For this building, parametric modelling has been used to optimise the envelope to perform more environmentally sustainable. Australian project architects Woods Bagot says the key to the success of SAHMRI is a new and liberating lab typology that promotes collaboration and openness. The architects suggest that the building design and workplace environment will foster collaboration between researchers, achieved by the introduction of glass partitions, open atria and bridges, as the visual connection between floors and an interconnecting spiral stair will encourage connectivity and collaboration.
The laboratory building also features an ecologically sustainable concept beyond the comfortable internal working environment. It minimises the use of energy through an energy-efficient heating, ventilation and air-conditioning system, with high levels of outdoor air supply (something that is still unusual for laboratories); intake of fresh air is through the cooler plaza gardens and a sub-labyrinth to cool the air naturally. Other features include rainwater harvesting and the re-use of processed water; and an intelligent integrated building system to improve energy efficiency and provide real-time measurement of operational measures, such as energy and water consumption (e.g. no potable water is used in cooling towers or for toilet flushing). The operational costs of such a facility over 20 years can easily be higher than initial construction costs, so hopes are high in regard to the intelligent building system.
In keeping with South Australia’s history of progressive reform, Adelaide (1.2 million population) has frequently led Australia in implementing environmental sustainability initiatives. To achieve more sustainable cities, urban designers must understand and apply guiding principles, adapted to local contexts, in a systematic way; for instance, by applying the principles of green urbanism. In 2008 I developed the concept of green urbanism based on a holistic systems thinking approach that interconnects urban ‘eco-regeneration’ with changes at both the building and neighbourhood scale. The interconnected principles offer a guide for managing a city’s energy, water, food, material flows, transport, housing, work and recreation needs through education, behaviour change and creative leadership (see diagram). Understood holistically, they provide a conceptual model for creating the city of tomorrow through zero-emission and zero-waste urban development. In addressing some of the environmental challenges cities face, the principles could guide Adelaide’s sustainability trajectory over the coming decade and offer an example for other cities to emulate.
Adelaide’s per capita CO2 emissions are exceptionally high by international standards: over 28 tonnes of CO2 per person per year. It is estimated that, between 2002 and 2012, the CO2 emissions per capita increased by around 15 per cent. The main contributors to this were increases in population, energy-intensive transport, and commercial and residential buildings’ air-conditioning. Adelaide is on a trajectory to become an ecologically sustainable city but it needs more outstanding green architecture and low-carbon precincts.

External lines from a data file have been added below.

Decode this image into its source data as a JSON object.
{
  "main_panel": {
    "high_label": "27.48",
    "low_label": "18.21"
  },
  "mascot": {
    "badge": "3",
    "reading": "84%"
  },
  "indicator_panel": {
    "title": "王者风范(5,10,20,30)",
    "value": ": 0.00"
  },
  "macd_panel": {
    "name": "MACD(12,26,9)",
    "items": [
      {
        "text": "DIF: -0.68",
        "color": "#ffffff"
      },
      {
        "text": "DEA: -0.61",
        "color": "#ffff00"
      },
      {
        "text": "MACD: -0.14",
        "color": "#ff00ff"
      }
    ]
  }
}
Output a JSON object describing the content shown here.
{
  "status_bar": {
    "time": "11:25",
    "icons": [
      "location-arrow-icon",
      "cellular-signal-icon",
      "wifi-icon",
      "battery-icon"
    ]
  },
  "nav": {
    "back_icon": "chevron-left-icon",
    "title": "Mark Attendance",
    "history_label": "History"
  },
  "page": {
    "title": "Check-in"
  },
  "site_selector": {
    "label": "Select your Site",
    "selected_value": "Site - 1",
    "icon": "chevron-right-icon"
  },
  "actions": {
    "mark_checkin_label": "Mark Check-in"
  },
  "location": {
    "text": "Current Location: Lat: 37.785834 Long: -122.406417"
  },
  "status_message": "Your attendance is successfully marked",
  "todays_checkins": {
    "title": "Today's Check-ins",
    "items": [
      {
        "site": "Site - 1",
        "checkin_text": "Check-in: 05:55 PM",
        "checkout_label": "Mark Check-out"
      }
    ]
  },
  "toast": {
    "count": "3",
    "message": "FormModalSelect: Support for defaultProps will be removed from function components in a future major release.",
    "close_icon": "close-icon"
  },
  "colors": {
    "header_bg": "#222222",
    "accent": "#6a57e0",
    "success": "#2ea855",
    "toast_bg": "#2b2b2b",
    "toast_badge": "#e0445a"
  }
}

SAHMRI’s impact on the art of making cities and sustainable architecture in Adelaide is likely to be profound. The giant grater, the floating pine cone, the fishnet or spaceship – whatever nickname sticks, this striking addition to the Adelaide skyline is the most exciting new building in town, set to make an impact well beyond its appearance.